Cheney Utters 'F - Word' in Senate - Aides
Thursday 24 June 2004
Washington - Vice President Dick Cheney blurted out the "F word" at Democratic Sen. Patrick Leahy of Vermont during a heated exchange on the Senate floor, congressional aides said on Thursday.
The incident occurred on Tuesday in a terse discussion between the two that touched on politics, religion and money, with Cheney finally telling Leahy to "f - - off" or "go f - - yourself," the aides said.
"I think he was just having a bad day," Leahy was quoted as saying on CNN, which first reported the incident. "I was kind of shocked to hear that kind of language on the floor."

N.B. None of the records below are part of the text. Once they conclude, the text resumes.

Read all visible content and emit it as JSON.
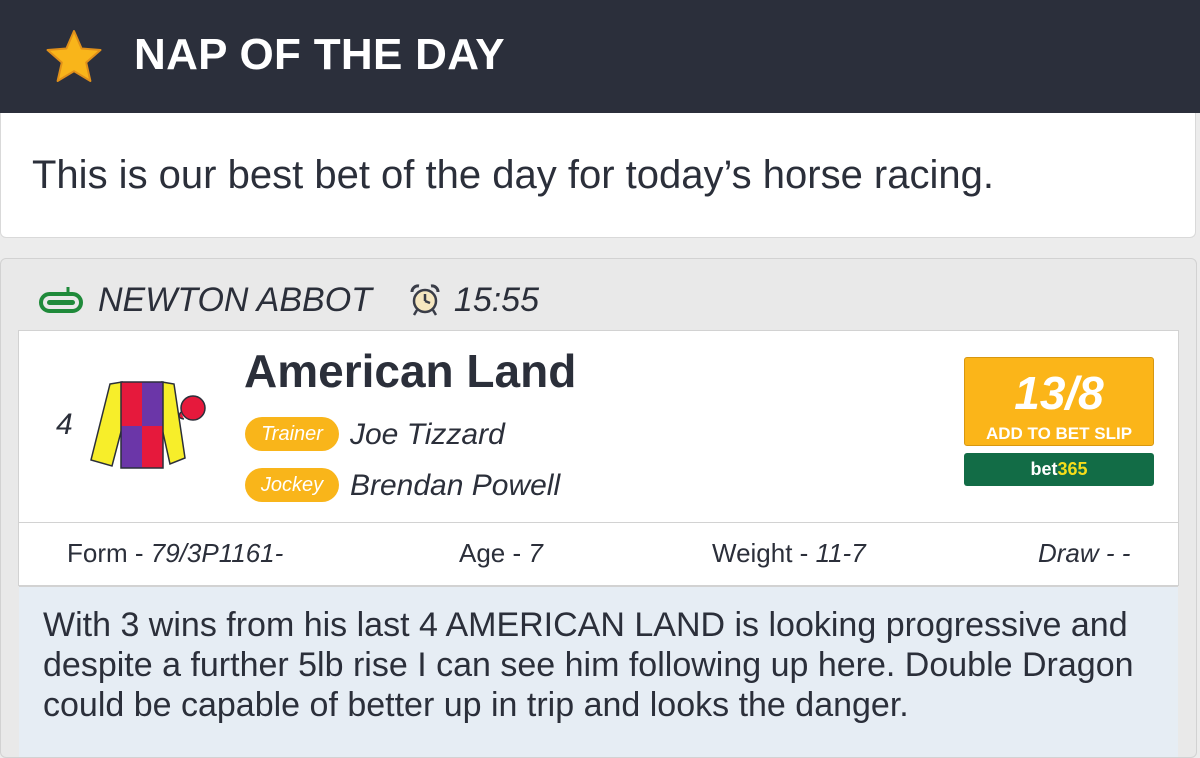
{
  "header": {
    "title": "NAP OF THE DAY",
    "icon": "star-icon",
    "colors": {
      "background": "#2b2f3b",
      "star": "#f9b51a"
    }
  },
  "intro": {
    "text": "This is our best bet of the day for today’s horse racing."
  },
  "race": {
    "course": "NEWTON ABBOT",
    "time": "15:55",
    "course_icon": "racetrack-icon",
    "time_icon": "alarm-clock-icon"
  },
  "runner": {
    "number": "4",
    "name": "American Land",
    "silks_icon": "jockey-silks-icon",
    "trainer_label": "Trainer",
    "trainer": "Joe Tizzard",
    "jockey_label": "Jockey",
    "jockey": "Brendan Powell",
    "odds": "13/8",
    "add_to_slip_label": "ADD TO BET SLIP",
    "bookmaker_part1": "bet",
    "bookmaker_part2": "365",
    "stats": {
      "form_label": "Form - ",
      "form": "79/3P1161-",
      "age_label": "Age - ",
      "age": "7",
      "weight_label": "Weight - ",
      "weight": "11-7",
      "draw_label": "Draw - ",
      "draw": "-"
    },
    "comment": "With 3 wins from his last 4 AMERICAN LAND is looking progressive and despite a further 5lb rise I can see him following up here. Double Dragon could be capable of better up in trip and looks the danger.",
    "colors": {
      "pill": "#f9b51a",
      "odds_button": "#fbb519",
      "bookmaker": "#126c46"
    }
  }
}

"That doesn't sound like language the vice president would use but there was a frank exchange of views," said Cheney spokesman Kevin Kellems.
According to congressional aides, Leahy said hello to Cheney following the taking of the Senate group photo on the floor of the chamber.
Cheney, who is president of the Senate, then ripped into Leahy for the Democratic senator's criticism this week of alleged war profiteering in Iraq by Halliburton, the oil services company that Cheney once ran.
Leahy and other Democrats have called for congressional hearings into whether the vice president helped the firm win lucrative contracts in Iraq after the U.S.-led war that toppled Saddam Hussein.
During their exchange, Leahy noted that Republicans had accused Democrats of being anti-Catholic because they are opposed to some of President Bush's anti-abortion judges, the aides said.
That's when Cheney unloaded with the "F-bomb," aides said.
According to Senate rules, profanity is not permitted in the chamber. But when the exchange occurred between Leahy and Cheney, the Senate was not in session so there was technically no foul.